You can find international varieties all throughout Italy. Merlot is actually one of Italy’s mostly highly planted grapes. Chardonnay can be found in the sparkling wines of Italy in the Franciacorta wine appellation. I’ve found many single varietals produced in northern Italy of grapes likes Sauvignon Blanc or Cabernet Franc. Then there are many international grapes that are blended in with native grapes including the wine I’m sharing with you today. For example, many of you are familiar with the so-called “super tuscans” that are blends with these grapes like merlot or cabernet.
A recent visit to Trader Joe’s had me scoping out their Italian section to see what unique wines I could find or just something different. I came across a 2020 Trentatre Rosso blend that was 33.3% Cabernet Sauvignon, 33.3% Merlot and 33.4% Montepulciano. As the name states, trentatre, means thirty-three that makes up the blend of these 3 grapes. At $5.99 I figured it was worth a shot to sample for this event. Come to find out upon research that this tends to be a well-liked wine upon other wine reviewers in previous vintages, but trying this for the first time I had nothing to compare it to.
The 2020 Trentatre Rosso Salento IGT wine comes from the Puglia, aka Apulia, region in southern Italy located on the heel of the boot. This wine was aged 6 months in oak.
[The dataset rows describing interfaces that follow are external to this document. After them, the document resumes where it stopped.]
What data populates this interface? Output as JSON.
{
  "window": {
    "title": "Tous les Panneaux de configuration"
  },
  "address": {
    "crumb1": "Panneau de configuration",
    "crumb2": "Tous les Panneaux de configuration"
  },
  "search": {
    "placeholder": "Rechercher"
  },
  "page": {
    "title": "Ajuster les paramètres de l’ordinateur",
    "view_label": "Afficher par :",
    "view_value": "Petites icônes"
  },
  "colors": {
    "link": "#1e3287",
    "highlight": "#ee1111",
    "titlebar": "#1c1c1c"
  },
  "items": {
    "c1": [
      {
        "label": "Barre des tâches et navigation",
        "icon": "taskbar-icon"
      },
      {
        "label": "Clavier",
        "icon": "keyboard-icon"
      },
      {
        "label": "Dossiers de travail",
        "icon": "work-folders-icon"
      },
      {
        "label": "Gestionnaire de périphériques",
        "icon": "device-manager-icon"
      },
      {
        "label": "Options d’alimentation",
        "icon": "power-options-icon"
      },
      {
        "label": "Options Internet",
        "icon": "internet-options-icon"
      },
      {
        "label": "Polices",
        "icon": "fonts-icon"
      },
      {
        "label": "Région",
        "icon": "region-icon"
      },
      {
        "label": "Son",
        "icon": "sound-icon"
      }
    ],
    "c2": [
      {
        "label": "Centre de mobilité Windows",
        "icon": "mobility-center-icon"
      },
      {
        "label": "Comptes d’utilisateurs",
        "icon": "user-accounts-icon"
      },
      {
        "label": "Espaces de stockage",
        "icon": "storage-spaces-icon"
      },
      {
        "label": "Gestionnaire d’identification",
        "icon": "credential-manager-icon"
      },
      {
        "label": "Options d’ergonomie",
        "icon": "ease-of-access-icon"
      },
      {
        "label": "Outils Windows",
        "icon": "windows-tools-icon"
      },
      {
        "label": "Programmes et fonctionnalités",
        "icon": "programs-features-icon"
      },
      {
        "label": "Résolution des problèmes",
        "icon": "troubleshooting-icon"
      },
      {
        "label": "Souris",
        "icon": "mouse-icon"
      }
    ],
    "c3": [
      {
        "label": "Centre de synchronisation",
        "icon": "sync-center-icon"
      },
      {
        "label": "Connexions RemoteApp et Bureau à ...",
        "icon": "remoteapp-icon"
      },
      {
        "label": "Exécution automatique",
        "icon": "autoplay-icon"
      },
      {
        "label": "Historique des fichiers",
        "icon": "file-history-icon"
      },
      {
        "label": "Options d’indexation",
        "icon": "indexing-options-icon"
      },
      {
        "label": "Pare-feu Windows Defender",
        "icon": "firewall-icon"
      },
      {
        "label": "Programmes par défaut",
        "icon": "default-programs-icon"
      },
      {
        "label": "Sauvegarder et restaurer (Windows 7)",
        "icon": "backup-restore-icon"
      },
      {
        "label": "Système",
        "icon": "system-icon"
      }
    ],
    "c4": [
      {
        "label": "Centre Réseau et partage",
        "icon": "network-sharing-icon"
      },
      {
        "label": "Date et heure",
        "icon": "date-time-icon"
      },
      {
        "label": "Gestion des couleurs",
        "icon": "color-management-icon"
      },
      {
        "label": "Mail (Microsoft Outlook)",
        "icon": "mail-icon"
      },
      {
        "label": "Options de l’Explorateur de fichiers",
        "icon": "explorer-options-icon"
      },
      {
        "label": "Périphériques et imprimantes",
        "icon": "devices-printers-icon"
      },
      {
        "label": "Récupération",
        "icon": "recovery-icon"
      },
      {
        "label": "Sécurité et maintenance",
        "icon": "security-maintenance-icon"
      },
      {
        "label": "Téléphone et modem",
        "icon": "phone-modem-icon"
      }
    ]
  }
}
I couldn’t locate much to give some background on the winery or how it was produced unfortunately. This wine was deeply ruby colored and had a rich nose of black cherry with notes of chocolate lingering. A hefty medium-bodied wine with some surprising firm tannin up front matched with good acidity and rich flavors of red and black fruits including plums, raspberries and blackberries. For the price I paid I don’t see how one cannot enjoy this wine, but I would grab some BBQ. That is all I thought of upon sipping this wine. ABV 14%
Join the rest of our Italian food and wine lovers as they share their selections on Italy's non-native grapes. Catch us live on Twitter this Saturday at 11am EST @ #ItalianFWT. Buon weekend!
- Camilla of Culinary Adventures with Camilla will be whipping up Deviled Eggs and a Chardonnay from Alto Adige
- Lynn of Savor the Harvest will be sharing The ‘Other’ Wine Grapes in Italy
- Linda of My Full Wine Glass will be offering us Trentino: Another option for Pinot Noir fans
- Susannah of Avvinare will be contributing Oltrepo’ Pavese – Pinot Noir Reaches New Heights
- Deanna of Wineivore will be dishing up Butternut Squash Risotto Paired with Organic Merlot“
- Gwendolyn of the Wine Predator will be exploring Chardonnay Blanc de Blanc: Ivaldi’s Andrea Alta Langa DOCG #ItalianFWT
- Wendy of A Day in the Life on the Farm wonders An Italian Merlot? Sì, Grazie
- I’ll be sharing Mussels With Garlic and Parsley Paired with Cantina Terlan Kreuth Chardonnay